There is also a wonderful garden shop that sells many of the plants showcased in the garden for very reasonable prices. I find it impossible to pass through without purchasing something. This year, even though I have no garden to plant anything, I couldn't resist an unusual variegated Daphne and the Magnolia Felix Jury which was just coming into bloom just inside the gates. I generously donated them to my daughter, in the hopes that if I ever retire to the UK they will still be alive and small enough to transplant!
Fortescues, The Garden House was originally the home of the vicars of Buckland Monachorum and the current house dates from the early 19th century. The remains of the original 17th century vicarage, a tower with a spiral staircase and a thatched barn that served as the kitchen are now romantic ruins in the walled garden. The church built a modern vicarage in the 1920s and sold the property as a private dwelling which was bought just after the Second World War by retiring master of Eton, Lionel Fortescue and his wife Katharine. They renamed and renovated it and over the next 40 years developed the gardens into one of the finest in England. They established the Fortescue Garden Trust to ensure their legacy would live on after they died and appointed Keith Wiley as head gardener to continue their work. The Fortescues died in the 1980s and the ownership passed to the Trust, their head gardener was there for 25 years from 1978-2003 when he left to create his own nursery, Wildside Plants just a mile away.
Keith Wiley not only embraced the Fortescue's vision, he took the garden to the next stage and transformed it into one of the most innovative gardens in England.
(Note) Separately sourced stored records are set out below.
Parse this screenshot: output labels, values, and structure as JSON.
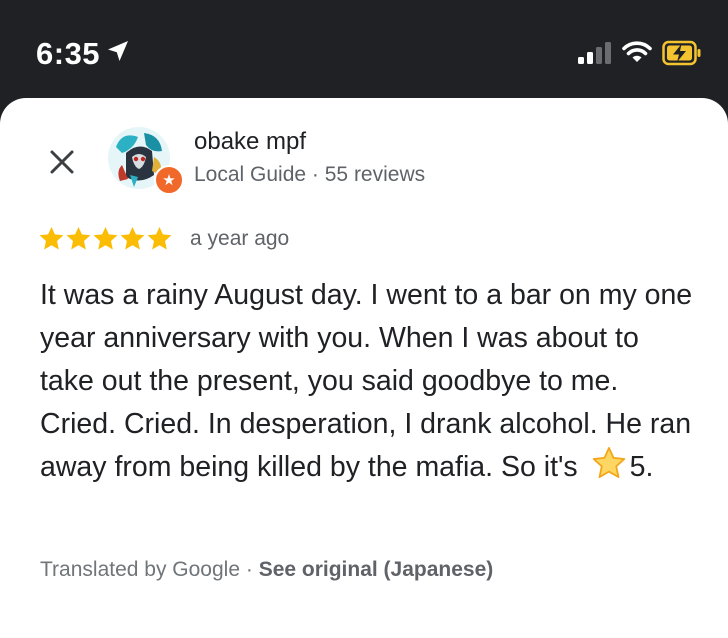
{
  "status_bar": {
    "time": "6:35",
    "icons": [
      "location-arrow-icon",
      "cellular-signal-icon",
      "wifi-icon",
      "battery-charging-icon"
    ]
  },
  "colors": {
    "star": "#fbbc04",
    "guide_badge": "#f0692b",
    "battery": "#f4c430"
  },
  "reviewer": {
    "name": "obake mpf",
    "meta_role": "Local Guide",
    "meta_sep": " · ",
    "meta_reviews": "55 reviews"
  },
  "review": {
    "rating": 5,
    "age": "a year ago",
    "text_before": "It was a rainy August day. I went to a bar on my one year anniversary with you. When I was about to take out the present, you said goodbye to me. Cried. Cried. In desperation, I drank alcohol. He ran away from being killed by the mafia. So it's ",
    "text_after": "5."
  },
  "footer": {
    "translated": "Translated by Google",
    "separator": " · ",
    "see_original": "See original (Japanese)"
  }
}
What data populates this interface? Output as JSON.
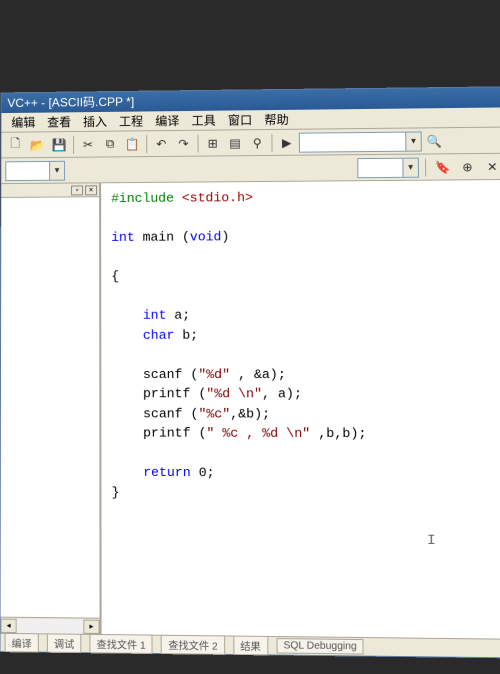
{
  "title": "VC++ - [ASCII码.CPP *]",
  "menu": {
    "items": [
      "编辑",
      "查看",
      "插入",
      "工程",
      "编译",
      "工具",
      "窗口",
      "帮助"
    ]
  },
  "toolbar1": {
    "buttons": [
      "new",
      "open",
      "save",
      "cut",
      "copy",
      "paste",
      "undo",
      "redo",
      "workspace",
      "window",
      "find",
      "run"
    ]
  },
  "code": {
    "include_kw": "#include",
    "include_hdr": "<stdio.h>",
    "int_kw": "int",
    "main": " main (",
    "void_kw": "void",
    "main_close": ")",
    "brace_open": "{",
    "indent": "    ",
    "int_kw2": "int",
    "var_a": " a;",
    "char_kw": "char",
    "var_b": " b;",
    "scanf1_pre": "scanf (",
    "scanf1_str": "\"%d\"",
    "scanf1_post": " , &a);",
    "printf1_pre": "printf (",
    "printf1_str": "\"%d \\n\"",
    "printf1_post": ", a);",
    "scanf2_pre": "scanf (",
    "scanf2_str": "\"%c\"",
    "scanf2_post": ",&b);",
    "printf2_pre": "printf (",
    "printf2_str": "\" %c , %d \\n\"",
    "printf2_post": " ,b,b);",
    "return_kw": "return",
    "return_val": " 0;",
    "brace_close": "}"
  },
  "status": {
    "tabs": [
      "编译",
      "调试",
      "查找文件 1",
      "查找文件 2",
      "结果",
      "SQL Debugging"
    ]
  }
}
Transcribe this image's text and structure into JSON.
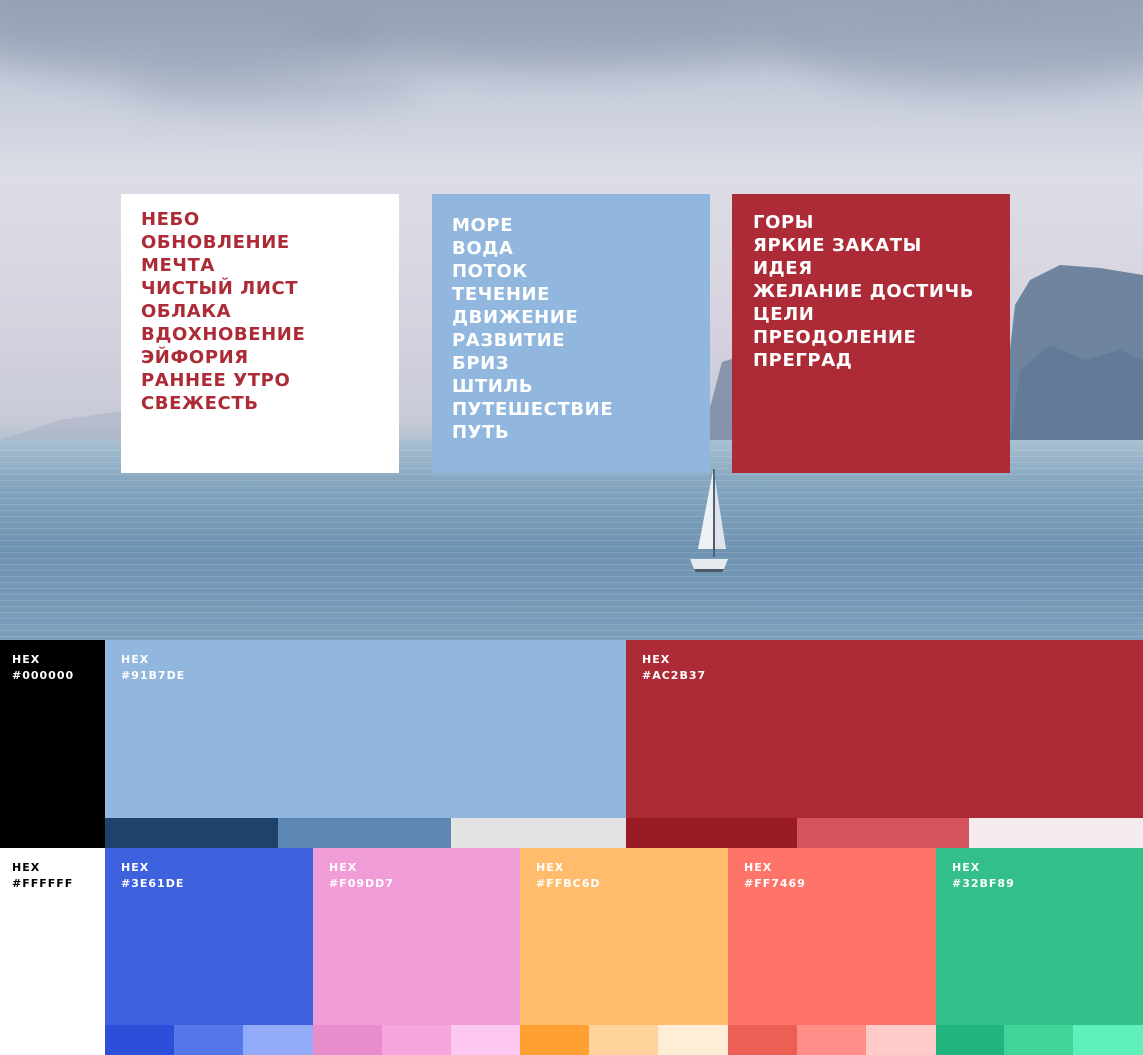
{
  "cards": {
    "sky": [
      "НЕБО",
      "ОБНОВЛЕНИЕ",
      "МЕЧТА",
      "ЧИСТЫЙ ЛИСТ",
      "ОБЛАКА",
      "ВДОХНОВЕНИЕ",
      "ЭЙФОРИЯ",
      "РАННЕЕ УТРО",
      "СВЕЖЕСТЬ"
    ],
    "sea": [
      "МОРЕ",
      "ВОДА",
      "ПОТОК",
      "ТЕЧЕНИЕ",
      "ДВИЖЕНИЕ",
      "РАЗВИТИЕ",
      "БРИЗ",
      "ШТИЛЬ",
      "ПУТЕШЕСТВИЕ",
      "ПУТЬ"
    ],
    "mountain": [
      "ГОРЫ",
      "ЯРКИЕ ЗАКАТЫ",
      "ИДЕЯ",
      "ЖЕЛАНИЕ ДОСТИЧЬ",
      "ЦЕЛИ",
      "ПРЕОДОЛЕНИЕ",
      "ПРЕГРАД"
    ]
  },
  "palette": {
    "hex_word": "HEX",
    "black": {
      "hex": "#000000",
      "color": "#000000"
    },
    "white": {
      "hex": "#FFFFFF",
      "color": "#ffffff"
    },
    "blue_light": {
      "hex": "#91B7DE",
      "color": "#91b7de",
      "tones": [
        "#1e426a",
        "#5f87b3",
        "#e3e3e3"
      ]
    },
    "red": {
      "hex": "#AC2B37",
      "color": "#ac2b37",
      "tones": [
        "#981b26",
        "#d6525d",
        "#f5ebec"
      ]
    },
    "row2": [
      {
        "hex": "#3E61DE",
        "color": "#3e61de",
        "tones": [
          "#2b4fd8",
          "#5677ea",
          "#92abf8"
        ]
      },
      {
        "hex": "#F09DD7",
        "color": "#f09dd7",
        "tones": [
          "#e98ccb",
          "#f6a6dd",
          "#fcc8ef"
        ]
      },
      {
        "hex": "#FFBC6D",
        "color": "#ffbc6d",
        "tones": [
          "#ffa033",
          "#ffd39b",
          "#ffeed6"
        ]
      },
      {
        "hex": "#FF7469",
        "color": "#ff7469",
        "tones": [
          "#ec5f55",
          "#ff8e88",
          "#ffcbc8"
        ]
      },
      {
        "hex": "#32BF89",
        "color": "#32bf89",
        "tones": [
          "#22b47e",
          "#40d39a",
          "#5ef0bb"
        ]
      }
    ]
  }
}
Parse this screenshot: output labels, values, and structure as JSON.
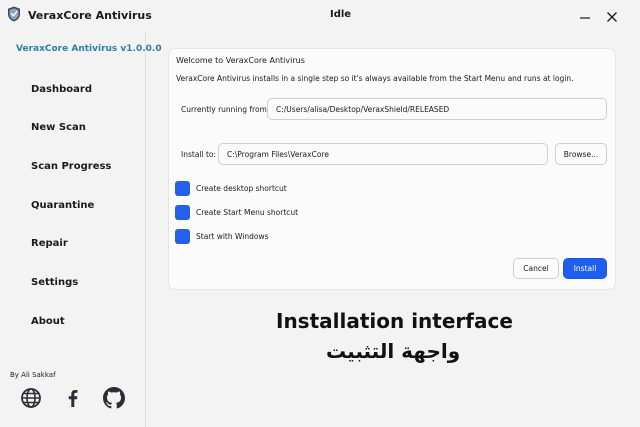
{
  "titlebar": {
    "app_title": "VeraxCore Antivirus",
    "status": "Idle",
    "icons": {
      "logo": "shield-logo-icon",
      "minimize": "minimize-icon",
      "close": "close-icon"
    }
  },
  "sidebar": {
    "version": "VeraxCore Antivirus v1.0.0.0",
    "items": [
      {
        "label": "Dashboard"
      },
      {
        "label": "New Scan"
      },
      {
        "label": "Scan Progress"
      },
      {
        "label": "Quarantine"
      },
      {
        "label": "Repair"
      },
      {
        "label": "Settings"
      },
      {
        "label": "About"
      }
    ],
    "author": "By Ali Sakkaf",
    "social_icons": [
      "globe-icon",
      "facebook-icon",
      "github-icon"
    ]
  },
  "installer": {
    "welcome": "Welcome to VeraxCore Antivirus",
    "description": "VeraxCore Antivirus installs in a single step so it's always available from the Start Menu and runs at login.",
    "running_label": "Currently running from:",
    "running_value": "C:/Users/alisa/Desktop/VeraxShield/RELEASED",
    "install_label": "Install to:",
    "install_value": "C:\\Program Files\\VeraxCore",
    "browse_label": "Browse...",
    "options": [
      {
        "label": "Create desktop shortcut",
        "checked": true
      },
      {
        "label": "Create Start Menu shortcut",
        "checked": true
      },
      {
        "label": "Start with Windows",
        "checked": true
      }
    ],
    "cancel_label": "Cancel",
    "install_button_label": "Install"
  },
  "caption": {
    "english": "Installation interface",
    "arabic": "واجهة التثبيت"
  },
  "colors": {
    "accent": "#1f5ff0",
    "version_text": "#2f7fa3",
    "background": "#f3f3f3",
    "card": "#fbfbfb"
  }
}
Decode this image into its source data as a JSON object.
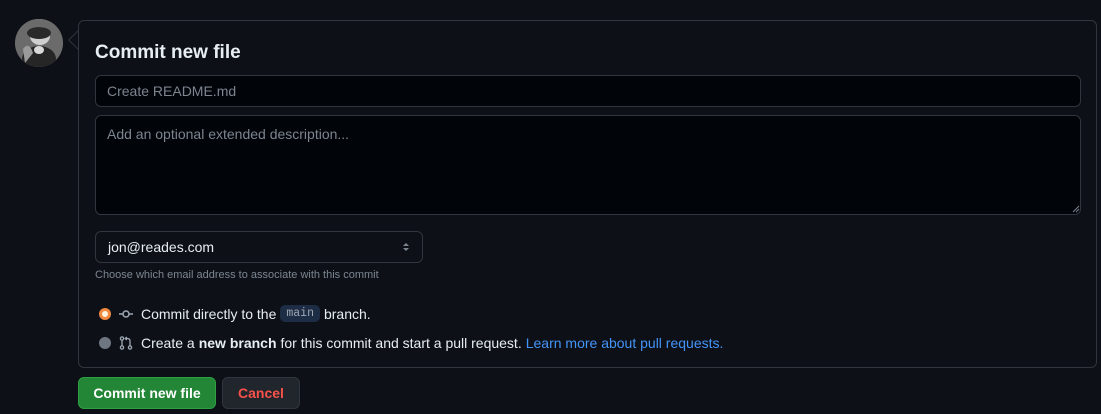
{
  "form": {
    "title": "Commit new file",
    "summary_placeholder": "Create README.md",
    "description_placeholder": "Add an optional extended description...",
    "email": {
      "selected": "jon@reades.com",
      "note": "Choose which email address to associate with this commit"
    },
    "options": {
      "direct": {
        "selected": true,
        "text_before": "Commit directly to the",
        "branch": "main",
        "text_after": "branch."
      },
      "new_branch": {
        "selected": false,
        "text_before": "Create a",
        "strong": "new branch",
        "text_after": "for this commit and start a pull request.",
        "link": "Learn more about pull requests."
      }
    }
  },
  "buttons": {
    "commit": "Commit new file",
    "cancel": "Cancel"
  },
  "icons": {
    "avatar": "user-avatar",
    "commit": "git-commit-icon",
    "pull_request": "git-pull-request-icon",
    "select": "select-arrows-icon"
  },
  "colors": {
    "accent": "#238636",
    "danger": "#f85149",
    "link": "#4493f8",
    "radio_selected": "#f0883e"
  }
}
I first stumbled across the garden one rainy day in 2000 when it was still under Wiley’s management. The weather was so miserable my husband stayed in the car and I went round with three grudging children who ended up exploring enthusiastically in the drizzle. Years later after we’d moved to the USA I read that Keith Wiley was presenting at Swathmore’s 2008 Perennial Plant conference and listened to his lecture about the ‘new naturalism’ style of gardening he’d developed. His gardening style works in harmony with nature and allowing plants to thrive as they would in the wild and taking inspiration from the wildflower meadows of South Africa, Crete and other natural landscapes he’s visited around the world. At the Garden House he concocted a series of connected natural landscapes with outstanding breath, complexity and richness - even though it is a north-facing garden with very little sun in the winter.
Matt Bishop took over from Wiley, and continued the world-class plantings with a particular emphasis on the snowdrops and bulbs that are his particular expertise. He left in fall of 2012 to set up his own business 'Matt Bishop Snowdrops' and Nick Haworth took. Hopefully Haworth will continue the tradition of combining both traditional and modern planting styles that are skilfully innovative and that provide interest throughout the year in a unique and interesting way and the garden will continue to be at the cutting edge of horticultural excellence and innovation. Both Wiley and Bishop designed planting schemes that are based on a natural, loose weaving of plants, but an even greater strength of the garden is the richness of design features, and the fabulous natural and man-made vistas that open up as you walk around. Some of these vistas were originally created by the Fortescues who moved land and created interest in an otherwise flat landscape, but their original vision has been developed and enhanced over 70 years by the two great gardeners that have taken their place at the helm.
The Garden House remains a fabulous example of the British passion for plants executed with artistic and horticultural skill. I was as enchanted today as I was 14 years ago - a truly great garden with an incredible combination of soft plants, strong structures, secret spaces and open views.